Hiring an Editor for Your Book – What Writers Need to Know
Editing is one area where, unless you have experience, you should absolutely hire a professional (or several). The quality of your first book will have a lot to do with its success in the ebookstores and in creating readers for your second book. But knowing which type of professionals to hire, when and for what purpose can save you big bucks. Different types of editors do different types of editing, all of which may be necessary for your book.
You’ll need a developmental editor to help you structure and shape the work before you start writing and a line editor for your early drafts. Line editing involves lots of rewriting for tone, voice and content. There’s also stylistic editing, in which copy editors address stylistic elements such as capitalization, preferred spellings, punctuation and references. Bring in the copy editor, style editor and proofreader at the very end or you’ll end up paying double–because they’ll edit passages that will only deleted or rewritten by a line editor anyway, and the line editor will add new copy that will need a future edit.
Expect to pay several thousand dollars for editing. Recently released data from Reedsy shows how this breaks down.
Another way to reduce costs is to minimize the amount of editing you need. Here are a few ways to do that:

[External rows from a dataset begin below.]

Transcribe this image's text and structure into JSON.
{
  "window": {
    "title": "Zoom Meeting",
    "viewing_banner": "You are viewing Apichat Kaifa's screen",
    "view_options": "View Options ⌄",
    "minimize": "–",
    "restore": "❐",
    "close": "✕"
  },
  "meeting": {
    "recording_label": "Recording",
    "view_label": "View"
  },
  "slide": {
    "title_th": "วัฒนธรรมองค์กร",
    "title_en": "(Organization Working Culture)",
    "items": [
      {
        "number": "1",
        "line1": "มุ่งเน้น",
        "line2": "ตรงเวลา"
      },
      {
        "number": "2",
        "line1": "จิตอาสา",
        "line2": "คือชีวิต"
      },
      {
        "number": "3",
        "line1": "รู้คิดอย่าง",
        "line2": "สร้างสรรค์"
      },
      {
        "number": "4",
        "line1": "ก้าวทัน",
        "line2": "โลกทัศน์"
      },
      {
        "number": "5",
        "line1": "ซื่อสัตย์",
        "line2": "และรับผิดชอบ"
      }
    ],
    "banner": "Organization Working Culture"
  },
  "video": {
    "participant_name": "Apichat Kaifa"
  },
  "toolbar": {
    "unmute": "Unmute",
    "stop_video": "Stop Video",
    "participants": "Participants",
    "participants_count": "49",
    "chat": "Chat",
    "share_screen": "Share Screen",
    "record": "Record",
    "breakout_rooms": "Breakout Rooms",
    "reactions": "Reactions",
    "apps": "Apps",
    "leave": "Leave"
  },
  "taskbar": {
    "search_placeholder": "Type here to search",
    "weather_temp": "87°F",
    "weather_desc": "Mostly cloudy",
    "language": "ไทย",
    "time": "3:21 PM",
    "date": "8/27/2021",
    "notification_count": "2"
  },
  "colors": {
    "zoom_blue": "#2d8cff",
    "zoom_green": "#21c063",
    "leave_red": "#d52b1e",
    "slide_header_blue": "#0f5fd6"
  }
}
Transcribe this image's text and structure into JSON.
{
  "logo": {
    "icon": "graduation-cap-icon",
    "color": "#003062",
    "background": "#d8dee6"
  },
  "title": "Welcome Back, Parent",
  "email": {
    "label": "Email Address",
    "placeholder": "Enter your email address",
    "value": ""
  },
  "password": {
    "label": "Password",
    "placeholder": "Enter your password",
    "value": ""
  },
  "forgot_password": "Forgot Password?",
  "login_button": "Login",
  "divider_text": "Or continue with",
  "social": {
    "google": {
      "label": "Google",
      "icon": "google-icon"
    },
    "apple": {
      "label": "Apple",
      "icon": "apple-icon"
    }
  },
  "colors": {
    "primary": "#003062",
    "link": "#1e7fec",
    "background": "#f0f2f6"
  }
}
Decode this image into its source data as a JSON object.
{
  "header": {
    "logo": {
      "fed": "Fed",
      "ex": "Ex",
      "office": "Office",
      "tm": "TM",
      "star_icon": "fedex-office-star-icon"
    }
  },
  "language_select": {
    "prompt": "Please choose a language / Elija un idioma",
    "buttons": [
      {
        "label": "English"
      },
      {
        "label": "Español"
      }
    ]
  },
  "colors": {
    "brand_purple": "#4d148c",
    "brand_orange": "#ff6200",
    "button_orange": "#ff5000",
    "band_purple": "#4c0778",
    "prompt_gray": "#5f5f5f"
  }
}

- Attend critique groups. Not all the feedback you receive will be constructive, but some of it will help you rewrite parts of your book that an editor would otherwise help you restructure.
- Do you have editors in your network? And do you have a valuable skill they might need? Consider trading goods or services.
- Before signing the contract, pay your editor to test-edit one chapter to make sure you and they are a good match. Switching editors midbook can be costly.
- Enlist beta readers. Even once you have an edited version of your book, testing it out on real readers can help you find the last remaining flaws–for free–and put your most professional book forward.